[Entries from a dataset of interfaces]

==================================================

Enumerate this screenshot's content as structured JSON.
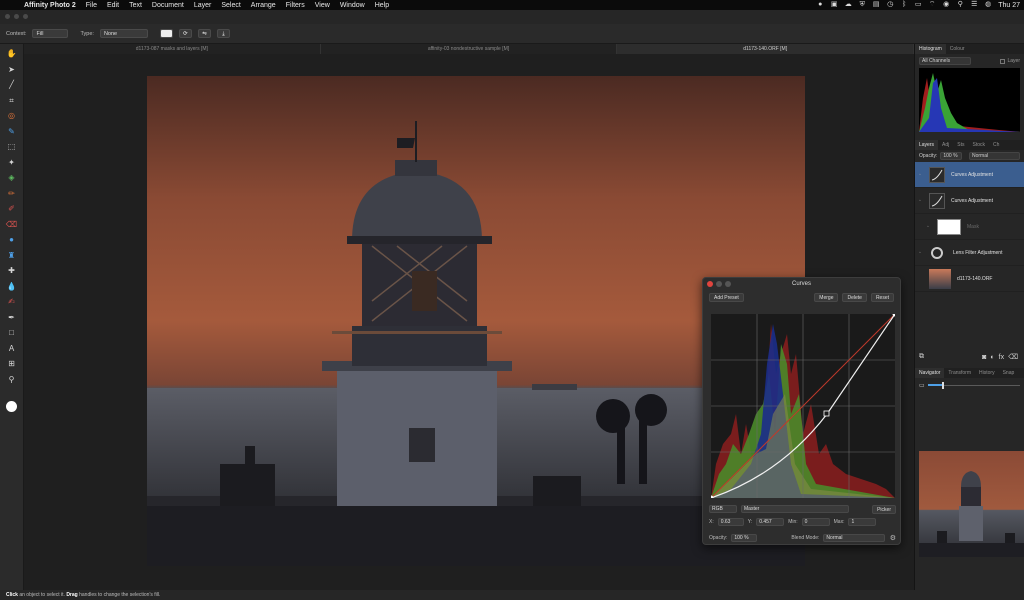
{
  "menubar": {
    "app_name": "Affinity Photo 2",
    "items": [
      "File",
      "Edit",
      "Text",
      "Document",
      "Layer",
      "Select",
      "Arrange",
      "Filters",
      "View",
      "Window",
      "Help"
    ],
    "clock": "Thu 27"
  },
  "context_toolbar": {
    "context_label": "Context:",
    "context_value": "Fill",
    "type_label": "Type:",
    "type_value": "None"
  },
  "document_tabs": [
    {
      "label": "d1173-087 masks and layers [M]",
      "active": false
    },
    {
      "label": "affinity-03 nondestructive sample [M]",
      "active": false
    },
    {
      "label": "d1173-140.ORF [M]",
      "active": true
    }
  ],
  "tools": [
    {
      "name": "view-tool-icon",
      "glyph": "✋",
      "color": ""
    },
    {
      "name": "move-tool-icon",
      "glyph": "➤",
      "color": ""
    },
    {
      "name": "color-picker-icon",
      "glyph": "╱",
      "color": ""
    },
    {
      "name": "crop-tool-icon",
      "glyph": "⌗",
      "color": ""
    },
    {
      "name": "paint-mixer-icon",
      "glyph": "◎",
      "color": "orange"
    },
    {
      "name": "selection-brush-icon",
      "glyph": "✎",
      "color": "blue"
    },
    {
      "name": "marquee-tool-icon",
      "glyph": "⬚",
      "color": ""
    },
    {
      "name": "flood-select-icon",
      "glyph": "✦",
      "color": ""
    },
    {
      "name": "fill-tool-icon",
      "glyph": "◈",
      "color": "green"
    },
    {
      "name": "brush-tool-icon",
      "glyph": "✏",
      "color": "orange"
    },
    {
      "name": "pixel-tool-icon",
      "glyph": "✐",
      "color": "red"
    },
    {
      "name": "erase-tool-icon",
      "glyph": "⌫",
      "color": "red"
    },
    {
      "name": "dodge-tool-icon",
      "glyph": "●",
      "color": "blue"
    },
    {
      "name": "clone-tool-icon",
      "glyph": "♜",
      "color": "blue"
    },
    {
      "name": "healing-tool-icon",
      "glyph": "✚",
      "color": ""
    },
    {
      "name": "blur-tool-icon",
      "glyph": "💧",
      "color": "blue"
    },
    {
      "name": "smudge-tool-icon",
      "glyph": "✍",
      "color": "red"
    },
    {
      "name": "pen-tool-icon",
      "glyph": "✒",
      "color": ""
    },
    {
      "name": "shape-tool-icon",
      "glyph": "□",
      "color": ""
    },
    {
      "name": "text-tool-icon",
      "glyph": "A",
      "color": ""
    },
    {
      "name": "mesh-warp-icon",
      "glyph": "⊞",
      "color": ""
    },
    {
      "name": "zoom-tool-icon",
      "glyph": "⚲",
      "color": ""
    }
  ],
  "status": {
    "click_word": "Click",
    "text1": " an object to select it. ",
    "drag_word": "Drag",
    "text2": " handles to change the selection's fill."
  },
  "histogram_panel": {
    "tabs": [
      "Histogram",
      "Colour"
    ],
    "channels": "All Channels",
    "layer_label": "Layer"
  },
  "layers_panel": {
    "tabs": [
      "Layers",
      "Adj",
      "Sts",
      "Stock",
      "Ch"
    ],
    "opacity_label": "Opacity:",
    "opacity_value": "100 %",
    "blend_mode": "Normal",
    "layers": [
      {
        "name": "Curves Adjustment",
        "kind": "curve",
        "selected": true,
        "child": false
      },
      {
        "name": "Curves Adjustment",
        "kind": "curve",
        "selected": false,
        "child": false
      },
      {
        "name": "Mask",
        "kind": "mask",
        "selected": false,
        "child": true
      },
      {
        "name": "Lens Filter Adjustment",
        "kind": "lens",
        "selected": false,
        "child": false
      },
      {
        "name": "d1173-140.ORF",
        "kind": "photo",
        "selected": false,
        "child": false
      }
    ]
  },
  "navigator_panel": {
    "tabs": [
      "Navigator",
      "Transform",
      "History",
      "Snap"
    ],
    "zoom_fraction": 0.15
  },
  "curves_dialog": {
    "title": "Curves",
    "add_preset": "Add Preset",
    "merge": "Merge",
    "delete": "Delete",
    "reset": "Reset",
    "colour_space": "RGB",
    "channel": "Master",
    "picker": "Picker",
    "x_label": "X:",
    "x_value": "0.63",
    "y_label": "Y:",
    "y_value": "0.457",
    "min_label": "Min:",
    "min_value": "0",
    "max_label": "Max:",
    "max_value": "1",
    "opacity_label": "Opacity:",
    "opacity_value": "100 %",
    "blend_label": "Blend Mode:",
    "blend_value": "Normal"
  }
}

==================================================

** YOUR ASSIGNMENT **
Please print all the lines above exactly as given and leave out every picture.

** YOUR RESPONSE **
Enumerate this screenshot's content as structured JSON.
{
  "menubar": {
    "app_name": "Affinity Photo 2",
    "items": [
      "File",
      "Edit",
      "Text",
      "Document",
      "Layer",
      "Select",
      "Arrange",
      "Filters",
      "View",
      "Window",
      "Help"
    ],
    "clock": "Thu 27"
  },
  "context_toolbar": {
    "context_label": "Context:",
    "context_value": "Fill",
    "type_label": "Type:",
    "type_value": "None"
  },
  "document_tabs": [
    {
      "label": "d1173-087 masks and layers [M]",
      "active": false
    },
    {
      "label": "affinity-03 nondestructive sample [M]",
      "active": false
    },
    {
      "label": "d1173-140.ORF [M]",
      "active": true
    }
  ],
  "tools": [
    {
      "name": "view-tool-icon",
      "glyph": "✋",
      "color": ""
    },
    {
      "name": "move-tool-icon",
      "glyph": "➤",
      "color": ""
    },
    {
      "name": "color-picker-icon",
      "glyph": "╱",
      "color": ""
    },
    {
      "name": "crop-tool-icon",
      "glyph": "⌗",
      "color": ""
    },
    {
      "name": "paint-mixer-icon",
      "glyph": "◎",
      "color": "orange"
    },
    {
      "name": "selection-brush-icon",
      "glyph": "✎",
      "color": "blue"
    },
    {
      "name": "marquee-tool-icon",
      "glyph": "⬚",
      "color": ""
    },
    {
      "name": "flood-select-icon",
      "glyph": "✦",
      "color": ""
    },
    {
      "name": "fill-tool-icon",
      "glyph": "◈",
      "color": "green"
    },
    {
      "name": "brush-tool-icon",
      "glyph": "✏",
      "color": "orange"
    },
    {
      "name": "pixel-tool-icon",
      "glyph": "✐",
      "color": "red"
    },
    {
      "name": "erase-tool-icon",
      "glyph": "⌫",
      "color": "red"
    },
    {
      "name": "dodge-tool-icon",
      "glyph": "●",
      "color": "blue"
    },
    {
      "name": "clone-tool-icon",
      "glyph": "♜",
      "color": "blue"
    },
    {
      "name": "healing-tool-icon",
      "glyph": "✚",
      "color": ""
    },
    {
      "name": "blur-tool-icon",
      "glyph": "💧",
      "color": "blue"
    },
    {
      "name": "smudge-tool-icon",
      "glyph": "✍",
      "color": "red"
    },
    {
      "name": "pen-tool-icon",
      "glyph": "✒",
      "color": ""
    },
    {
      "name": "shape-tool-icon",
      "glyph": "□",
      "color": ""
    },
    {
      "name": "text-tool-icon",
      "glyph": "A",
      "color": ""
    },
    {
      "name": "mesh-warp-icon",
      "glyph": "⊞",
      "color": ""
    },
    {
      "name": "zoom-tool-icon",
      "glyph": "⚲",
      "color": ""
    }
  ],
  "status": {
    "click_word": "Click",
    "text1": " an object to select it. ",
    "drag_word": "Drag",
    "text2": " handles to change the selection's fill."
  },
  "histogram_panel": {
    "tabs": [
      "Histogram",
      "Colour"
    ],
    "channels": "All Channels",
    "layer_label": "Layer"
  },
  "layers_panel": {
    "tabs": [
      "Layers",
      "Adj",
      "Sts",
      "Stock",
      "Ch"
    ],
    "opacity_label": "Opacity:",
    "opacity_value": "100 %",
    "blend_mode": "Normal",
    "layers": [
      {
        "name": "Curves Adjustment",
        "kind": "curve",
        "selected": true,
        "child": false
      },
      {
        "name": "Curves Adjustment",
        "kind": "curve",
        "selected": false,
        "child": false
      },
      {
        "name": "Mask",
        "kind": "mask",
        "selected": false,
        "child": true
      },
      {
        "name": "Lens Filter Adjustment",
        "kind": "lens",
        "selected": false,
        "child": false
      },
      {
        "name": "d1173-140.ORF",
        "kind": "photo",
        "selected": false,
        "child": false
      }
    ]
  },
  "navigator_panel": {
    "tabs": [
      "Navigator",
      "Transform",
      "History",
      "Snap"
    ],
    "zoom_fraction": 0.15
  },
  "curves_dialog": {
    "title": "Curves",
    "add_preset": "Add Preset",
    "merge": "Merge",
    "delete": "Delete",
    "reset": "Reset",
    "colour_space": "RGB",
    "channel": "Master",
    "picker": "Picker",
    "x_label": "X:",
    "x_value": "0.63",
    "y_label": "Y:",
    "y_value": "0.457",
    "min_label": "Min:",
    "min_value": "0",
    "max_label": "Max:",
    "max_value": "1",
    "opacity_label": "Opacity:",
    "opacity_value": "100 %",
    "blend_label": "Blend Mode:",
    "blend_value": "Normal"
  }
}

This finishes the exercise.